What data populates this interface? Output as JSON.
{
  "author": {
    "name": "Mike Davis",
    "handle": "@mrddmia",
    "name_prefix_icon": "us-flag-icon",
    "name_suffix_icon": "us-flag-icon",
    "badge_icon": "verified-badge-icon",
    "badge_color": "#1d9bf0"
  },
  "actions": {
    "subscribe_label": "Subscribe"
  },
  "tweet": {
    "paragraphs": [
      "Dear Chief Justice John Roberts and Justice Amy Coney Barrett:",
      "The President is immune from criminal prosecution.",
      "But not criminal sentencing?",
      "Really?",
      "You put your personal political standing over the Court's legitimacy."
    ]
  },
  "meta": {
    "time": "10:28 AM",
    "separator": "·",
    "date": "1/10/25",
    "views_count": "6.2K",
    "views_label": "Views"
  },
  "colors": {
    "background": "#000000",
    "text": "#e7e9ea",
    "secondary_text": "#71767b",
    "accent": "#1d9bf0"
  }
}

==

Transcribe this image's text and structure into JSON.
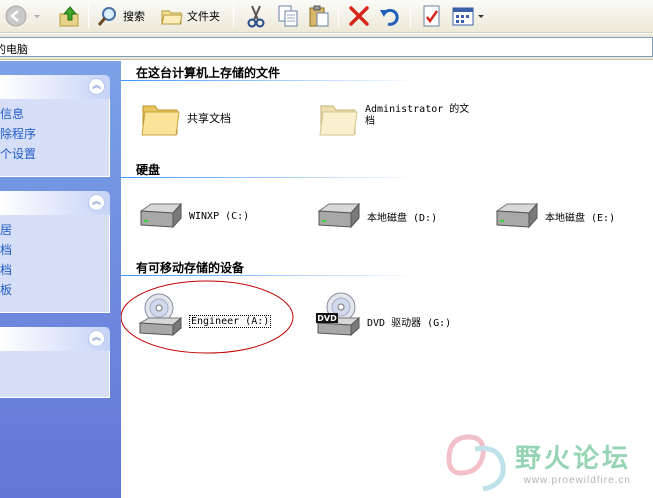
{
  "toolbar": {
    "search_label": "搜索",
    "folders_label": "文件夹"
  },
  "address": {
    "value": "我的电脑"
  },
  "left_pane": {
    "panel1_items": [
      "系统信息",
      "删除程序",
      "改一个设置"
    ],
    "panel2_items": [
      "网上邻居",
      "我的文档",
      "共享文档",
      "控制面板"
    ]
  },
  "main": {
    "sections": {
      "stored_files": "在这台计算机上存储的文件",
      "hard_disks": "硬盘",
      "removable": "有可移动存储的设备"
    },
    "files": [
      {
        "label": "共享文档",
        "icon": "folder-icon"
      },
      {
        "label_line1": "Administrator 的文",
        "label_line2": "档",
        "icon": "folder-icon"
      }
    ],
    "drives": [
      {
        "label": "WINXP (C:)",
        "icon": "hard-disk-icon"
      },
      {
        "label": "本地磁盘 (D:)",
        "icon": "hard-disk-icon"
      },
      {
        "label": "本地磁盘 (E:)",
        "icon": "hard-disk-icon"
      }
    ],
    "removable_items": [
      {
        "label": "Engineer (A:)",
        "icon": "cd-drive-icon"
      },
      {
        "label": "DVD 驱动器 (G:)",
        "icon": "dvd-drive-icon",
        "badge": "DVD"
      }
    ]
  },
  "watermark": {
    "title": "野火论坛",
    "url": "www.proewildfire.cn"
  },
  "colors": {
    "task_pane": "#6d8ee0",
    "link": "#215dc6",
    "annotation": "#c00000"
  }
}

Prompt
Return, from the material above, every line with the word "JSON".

Written answer
What data populates this interface? Output as JSON.
Transcribe this image's text and structure into JSON.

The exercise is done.